(ENTRIES SUPPLIED)

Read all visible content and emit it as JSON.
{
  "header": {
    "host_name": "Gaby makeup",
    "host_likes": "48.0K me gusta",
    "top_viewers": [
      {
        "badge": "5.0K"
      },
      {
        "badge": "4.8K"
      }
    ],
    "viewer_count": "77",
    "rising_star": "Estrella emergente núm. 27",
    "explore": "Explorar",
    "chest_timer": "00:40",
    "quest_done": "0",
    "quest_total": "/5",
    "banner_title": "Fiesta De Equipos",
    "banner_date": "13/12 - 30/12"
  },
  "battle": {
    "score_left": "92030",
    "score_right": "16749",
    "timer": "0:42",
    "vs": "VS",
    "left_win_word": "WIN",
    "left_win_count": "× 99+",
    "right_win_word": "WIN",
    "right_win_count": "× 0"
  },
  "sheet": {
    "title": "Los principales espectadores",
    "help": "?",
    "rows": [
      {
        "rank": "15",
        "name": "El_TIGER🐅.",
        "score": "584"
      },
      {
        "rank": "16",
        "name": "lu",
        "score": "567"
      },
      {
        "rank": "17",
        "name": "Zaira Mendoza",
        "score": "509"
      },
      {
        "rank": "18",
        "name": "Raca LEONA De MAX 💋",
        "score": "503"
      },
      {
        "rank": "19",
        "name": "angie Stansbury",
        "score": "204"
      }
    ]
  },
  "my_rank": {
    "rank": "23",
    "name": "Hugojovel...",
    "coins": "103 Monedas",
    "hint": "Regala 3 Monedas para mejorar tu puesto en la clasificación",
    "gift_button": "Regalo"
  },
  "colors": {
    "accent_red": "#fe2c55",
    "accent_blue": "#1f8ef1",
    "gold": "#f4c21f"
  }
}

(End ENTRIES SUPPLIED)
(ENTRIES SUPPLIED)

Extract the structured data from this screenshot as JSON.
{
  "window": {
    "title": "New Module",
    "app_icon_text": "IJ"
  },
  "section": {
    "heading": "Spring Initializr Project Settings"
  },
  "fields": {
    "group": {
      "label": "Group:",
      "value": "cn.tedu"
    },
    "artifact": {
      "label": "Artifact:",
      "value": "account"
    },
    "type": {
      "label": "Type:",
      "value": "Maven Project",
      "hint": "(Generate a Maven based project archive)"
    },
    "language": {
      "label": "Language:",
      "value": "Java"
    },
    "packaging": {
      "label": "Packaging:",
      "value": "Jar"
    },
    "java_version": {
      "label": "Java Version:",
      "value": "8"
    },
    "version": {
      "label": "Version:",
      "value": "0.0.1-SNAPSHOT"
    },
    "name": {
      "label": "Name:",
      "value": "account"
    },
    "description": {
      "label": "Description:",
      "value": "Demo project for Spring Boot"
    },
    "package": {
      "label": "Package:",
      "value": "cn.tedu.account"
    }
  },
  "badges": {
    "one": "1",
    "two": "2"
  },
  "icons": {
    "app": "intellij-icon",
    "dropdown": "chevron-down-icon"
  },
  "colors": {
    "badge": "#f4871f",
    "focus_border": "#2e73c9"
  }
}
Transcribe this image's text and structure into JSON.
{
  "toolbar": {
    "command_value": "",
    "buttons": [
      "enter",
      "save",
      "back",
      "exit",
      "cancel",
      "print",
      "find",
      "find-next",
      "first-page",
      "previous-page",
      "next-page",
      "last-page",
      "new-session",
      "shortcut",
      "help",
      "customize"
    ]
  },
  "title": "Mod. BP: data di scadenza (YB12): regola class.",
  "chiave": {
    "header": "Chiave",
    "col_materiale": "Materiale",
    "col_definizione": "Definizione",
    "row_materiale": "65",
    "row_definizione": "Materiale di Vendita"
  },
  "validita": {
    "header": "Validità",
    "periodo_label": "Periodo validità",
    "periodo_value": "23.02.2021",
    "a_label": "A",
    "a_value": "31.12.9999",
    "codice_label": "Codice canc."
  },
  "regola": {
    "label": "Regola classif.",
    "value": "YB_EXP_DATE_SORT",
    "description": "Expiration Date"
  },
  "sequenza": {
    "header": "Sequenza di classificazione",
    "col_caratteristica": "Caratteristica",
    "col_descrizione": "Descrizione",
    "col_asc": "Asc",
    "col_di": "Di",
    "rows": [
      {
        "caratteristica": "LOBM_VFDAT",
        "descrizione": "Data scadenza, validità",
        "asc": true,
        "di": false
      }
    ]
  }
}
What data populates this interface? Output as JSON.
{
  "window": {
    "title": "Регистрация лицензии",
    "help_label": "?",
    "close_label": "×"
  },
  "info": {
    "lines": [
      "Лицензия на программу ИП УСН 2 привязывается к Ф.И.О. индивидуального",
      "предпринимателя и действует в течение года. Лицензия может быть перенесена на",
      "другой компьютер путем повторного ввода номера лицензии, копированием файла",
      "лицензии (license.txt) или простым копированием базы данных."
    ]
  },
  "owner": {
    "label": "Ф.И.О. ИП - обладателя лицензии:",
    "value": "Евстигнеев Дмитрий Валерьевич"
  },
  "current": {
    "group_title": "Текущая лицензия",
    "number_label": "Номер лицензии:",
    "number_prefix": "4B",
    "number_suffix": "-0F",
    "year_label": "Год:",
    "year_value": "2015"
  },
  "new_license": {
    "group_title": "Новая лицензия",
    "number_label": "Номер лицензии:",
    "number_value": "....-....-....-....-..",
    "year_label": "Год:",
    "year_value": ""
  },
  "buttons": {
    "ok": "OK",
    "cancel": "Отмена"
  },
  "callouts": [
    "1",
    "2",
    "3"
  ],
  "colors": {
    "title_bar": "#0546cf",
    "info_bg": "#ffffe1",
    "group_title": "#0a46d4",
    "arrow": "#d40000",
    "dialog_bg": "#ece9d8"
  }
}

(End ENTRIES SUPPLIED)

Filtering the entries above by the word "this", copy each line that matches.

Extract the structured data from this screenshot as JSON.
Transcribe this image's text and structure into JSON.
What data populates this interface? Output as JSON.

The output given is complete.